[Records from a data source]
────
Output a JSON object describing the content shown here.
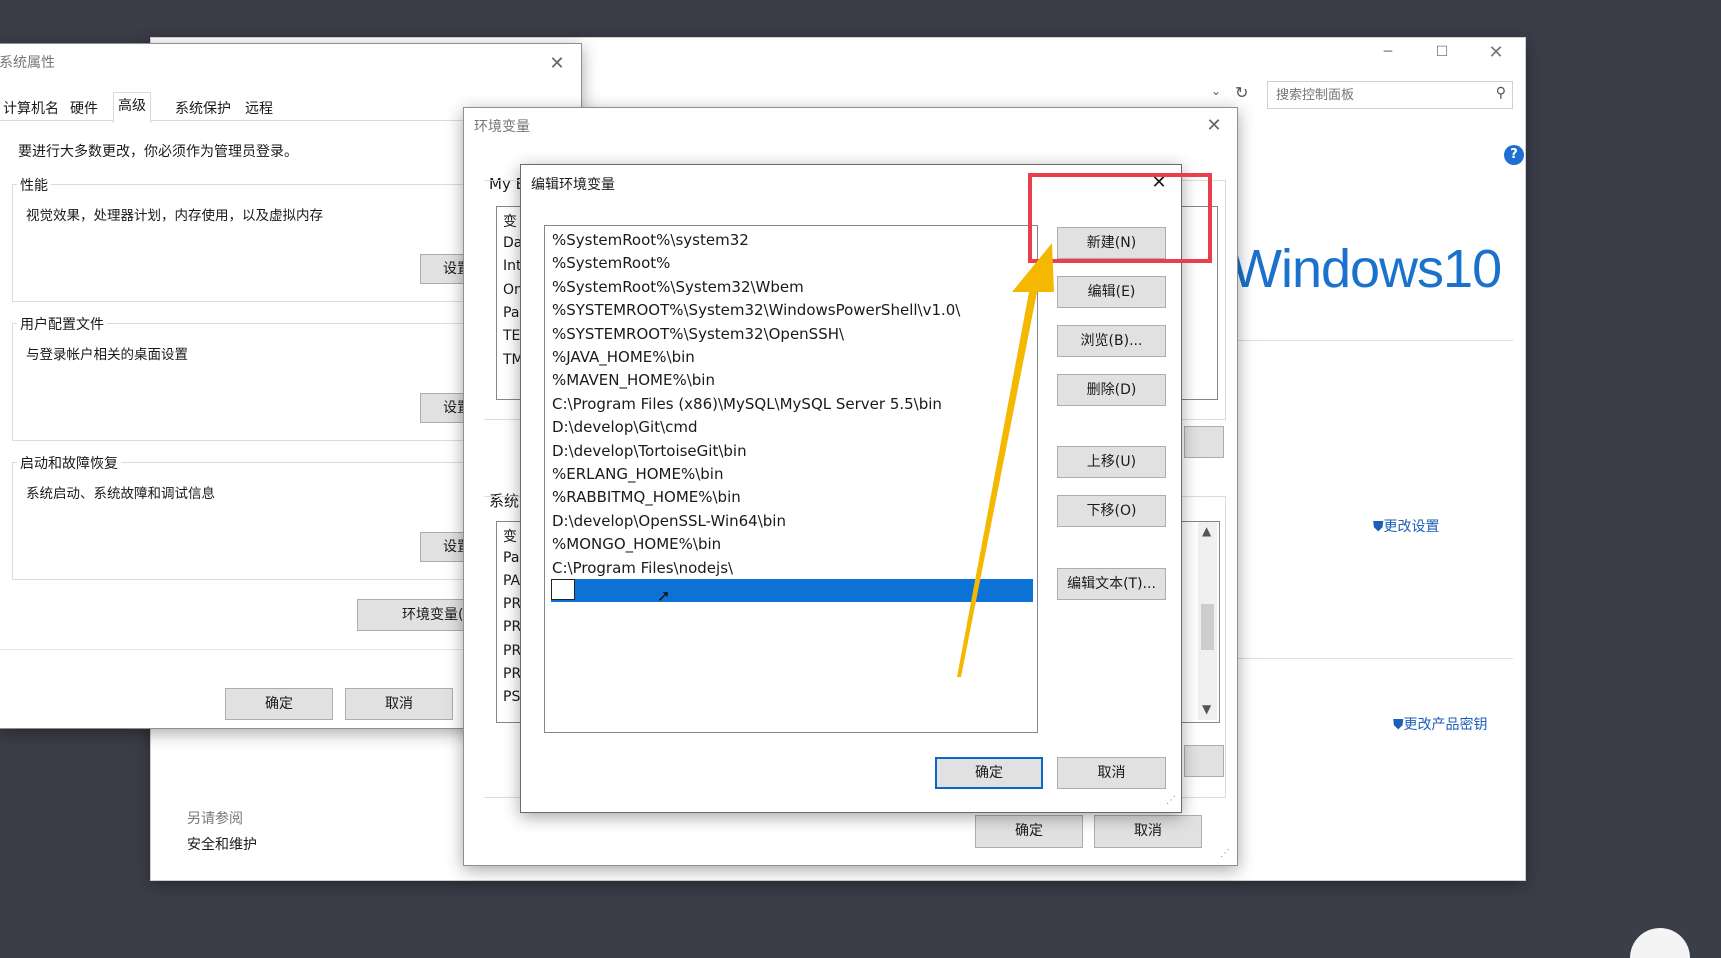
{
  "control_panel": {
    "search_placeholder": "搜索控制面板",
    "windows_logo": "Windows10",
    "change_settings": "更改设置",
    "change_product_key": "更改产品密钥",
    "see_also": "另请参阅",
    "security_maintenance": "安全和维护"
  },
  "system_props": {
    "title": "系统属性",
    "tabs": [
      "计算机名",
      "硬件",
      "高级",
      "系统保护",
      "远程"
    ],
    "admin_notice": "要进行大多数更改，你必须作为管理员登录。",
    "performance": {
      "label": "性能",
      "desc": "视觉效果，处理器计划，内存使用，以及虚拟内存",
      "button": "设置(S)..."
    },
    "user_profile": {
      "label": "用户配置文件",
      "desc": "与登录帐户相关的桌面设置",
      "button": "设置(E)..."
    },
    "startup": {
      "label": "启动和故障恢复",
      "desc": "系统启动、系统故障和调试信息",
      "button": "设置(T)..."
    },
    "env_button": "环境变量(N)...",
    "ok": "确定",
    "cancel": "取消"
  },
  "env_vars": {
    "title": "环境变量",
    "user_section": "My Bo",
    "user_col_prefix": "变",
    "user_rows": [
      "Da",
      "Int",
      "On",
      "Pa",
      "TE",
      "TM"
    ],
    "system_section": "系统",
    "system_col_prefix": "变",
    "system_rows": [
      "Pa",
      "PA",
      "PR",
      "PR",
      "PR",
      "PR",
      "PS"
    ],
    "ok": "确定",
    "cancel": "取消"
  },
  "edit_env": {
    "title": "编辑环境变量",
    "paths": [
      "%SystemRoot%\\system32",
      "%SystemRoot%",
      "%SystemRoot%\\System32\\Wbem",
      "%SYSTEMROOT%\\System32\\WindowsPowerShell\\v1.0\\",
      "%SYSTEMROOT%\\System32\\OpenSSH\\",
      "%JAVA_HOME%\\bin",
      "%MAVEN_HOME%\\bin",
      "C:\\Program Files (x86)\\MySQL\\MySQL Server 5.5\\bin",
      "D:\\develop\\Git\\cmd",
      "D:\\develop\\TortoiseGit\\bin",
      "%ERLANG_HOME%\\bin",
      "%RABBITMQ_HOME%\\bin",
      "D:\\develop\\OpenSSL-Win64\\bin",
      "%MONGO_HOME%\\bin",
      "C:\\Program Files\\nodejs\\"
    ],
    "new_entry_value": "",
    "buttons": {
      "new": "新建(N)",
      "edit": "编辑(E)",
      "browse": "浏览(B)...",
      "delete": "删除(D)",
      "move_up": "上移(U)",
      "move_down": "下移(O)",
      "edit_text": "编辑文本(T)..."
    },
    "ok": "确定",
    "cancel": "取消"
  },
  "annotation": {
    "highlight_color": "#e8404a",
    "arrow_color": "#f5b800"
  }
}
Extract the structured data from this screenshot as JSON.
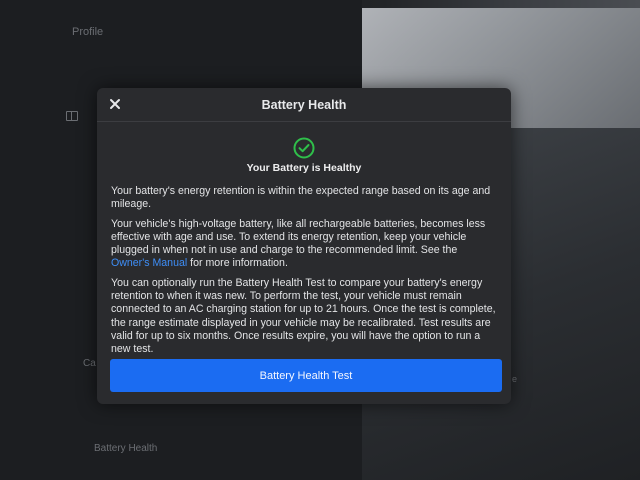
{
  "background": {
    "profile_label": "Profile",
    "left_partial_label": "Ca",
    "bottom_label": "Battery Health",
    "right_partial_label": "e"
  },
  "modal": {
    "title": "Battery Health",
    "close_icon": "close-icon",
    "status_icon": "check-circle-icon",
    "status_text": "Your Battery is Healthy",
    "paragraphs": {
      "p1": "Your battery's energy retention is within the expected range based on its age and mileage.",
      "p2_before_link": "Your vehicle's high-voltage battery, like all rechargeable batteries, becomes less effective with age and use. To extend its energy retention, keep your vehicle plugged in when not in use and charge to the recommended limit. See the ",
      "p2_link": "Owner's Manual",
      "p2_after_link": " for more information.",
      "p3": "You can optionally run the Battery Health Test to compare your battery's energy retention to when it was new. To perform the test, your vehicle must remain connected to an AC charging station for up to 21 hours. Once the test is complete, the range estimate displayed in your vehicle may be recalibrated. Test results are valid for up to six months. Once results expire, you will have the option to run a new test."
    },
    "button_label": "Battery Health Test"
  },
  "colors": {
    "accent_blue": "#1b6cf2",
    "link_blue": "#3e8ef7",
    "success_green": "#2fbf4a",
    "modal_bg": "#2a2b2e"
  }
}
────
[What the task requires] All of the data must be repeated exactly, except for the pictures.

[Finished exercise]
Output a JSON object describing the content shown here.
{
  "control_panel": {
    "search_placeholder": "搜索控制面板",
    "windows_logo": "Windows10",
    "change_settings": "更改设置",
    "change_product_key": "更改产品密钥",
    "see_also": "另请参阅",
    "security_maintenance": "安全和维护"
  },
  "system_props": {
    "title": "系统属性",
    "tabs": [
      "计算机名",
      "硬件",
      "高级",
      "系统保护",
      "远程"
    ],
    "admin_notice": "要进行大多数更改，你必须作为管理员登录。",
    "performance": {
      "label": "性能",
      "desc": "视觉效果，处理器计划，内存使用，以及虚拟内存",
      "button": "设置(S)..."
    },
    "user_profile": {
      "label": "用户配置文件",
      "desc": "与登录帐户相关的桌面设置",
      "button": "设置(E)..."
    },
    "startup": {
      "label": "启动和故障恢复",
      "desc": "系统启动、系统故障和调试信息",
      "button": "设置(T)..."
    },
    "env_button": "环境变量(N)...",
    "ok": "确定",
    "cancel": "取消"
  },
  "env_vars": {
    "title": "环境变量",
    "user_section": "My Bo",
    "user_col_prefix": "变",
    "user_rows": [
      "Da",
      "Int",
      "On",
      "Pa",
      "TE",
      "TM"
    ],
    "system_section": "系统",
    "system_col_prefix": "变",
    "system_rows": [
      "Pa",
      "PA",
      "PR",
      "PR",
      "PR",
      "PR",
      "PS"
    ],
    "ok": "确定",
    "cancel": "取消"
  },
  "edit_env": {
    "title": "编辑环境变量",
    "paths": [
      "%SystemRoot%\\system32",
      "%SystemRoot%",
      "%SystemRoot%\\System32\\Wbem",
      "%SYSTEMROOT%\\System32\\WindowsPowerShell\\v1.0\\",
      "%SYSTEMROOT%\\System32\\OpenSSH\\",
      "%JAVA_HOME%\\bin",
      "%MAVEN_HOME%\\bin",
      "C:\\Program Files (x86)\\MySQL\\MySQL Server 5.5\\bin",
      "D:\\develop\\Git\\cmd",
      "D:\\develop\\TortoiseGit\\bin",
      "%ERLANG_HOME%\\bin",
      "%RABBITMQ_HOME%\\bin",
      "D:\\develop\\OpenSSL-Win64\\bin",
      "%MONGO_HOME%\\bin",
      "C:\\Program Files\\nodejs\\"
    ],
    "new_entry_value": "",
    "buttons": {
      "new": "新建(N)",
      "edit": "编辑(E)",
      "browse": "浏览(B)...",
      "delete": "删除(D)",
      "move_up": "上移(U)",
      "move_down": "下移(O)",
      "edit_text": "编辑文本(T)..."
    },
    "ok": "确定",
    "cancel": "取消"
  },
  "annotation": {
    "highlight_color": "#e8404a",
    "arrow_color": "#f5b800"
  }
}
Extract the structured data from this screenshot as JSON.
{
  "background": {
    "profile_label": "Profile",
    "left_partial_label": "Ca",
    "bottom_label": "Battery Health",
    "right_partial_label": "e"
  },
  "modal": {
    "title": "Battery Health",
    "close_icon": "close-icon",
    "status_icon": "check-circle-icon",
    "status_text": "Your Battery is Healthy",
    "paragraphs": {
      "p1": "Your battery's energy retention is within the expected range based on its age and mileage.",
      "p2_before_link": "Your vehicle's high-voltage battery, like all rechargeable batteries, becomes less effective with age and use. To extend its energy retention, keep your vehicle plugged in when not in use and charge to the recommended limit. See the ",
      "p2_link": "Owner's Manual",
      "p2_after_link": " for more information.",
      "p3": "You can optionally run the Battery Health Test to compare your battery's energy retention to when it was new. To perform the test, your vehicle must remain connected to an AC charging station for up to 21 hours. Once the test is complete, the range estimate displayed in your vehicle may be recalibrated. Test results are valid for up to six months. Once results expire, you will have the option to run a new test."
    },
    "button_label": "Battery Health Test"
  },
  "colors": {
    "accent_blue": "#1b6cf2",
    "link_blue": "#3e8ef7",
    "success_green": "#2fbf4a",
    "modal_bg": "#2a2b2e"
  }
}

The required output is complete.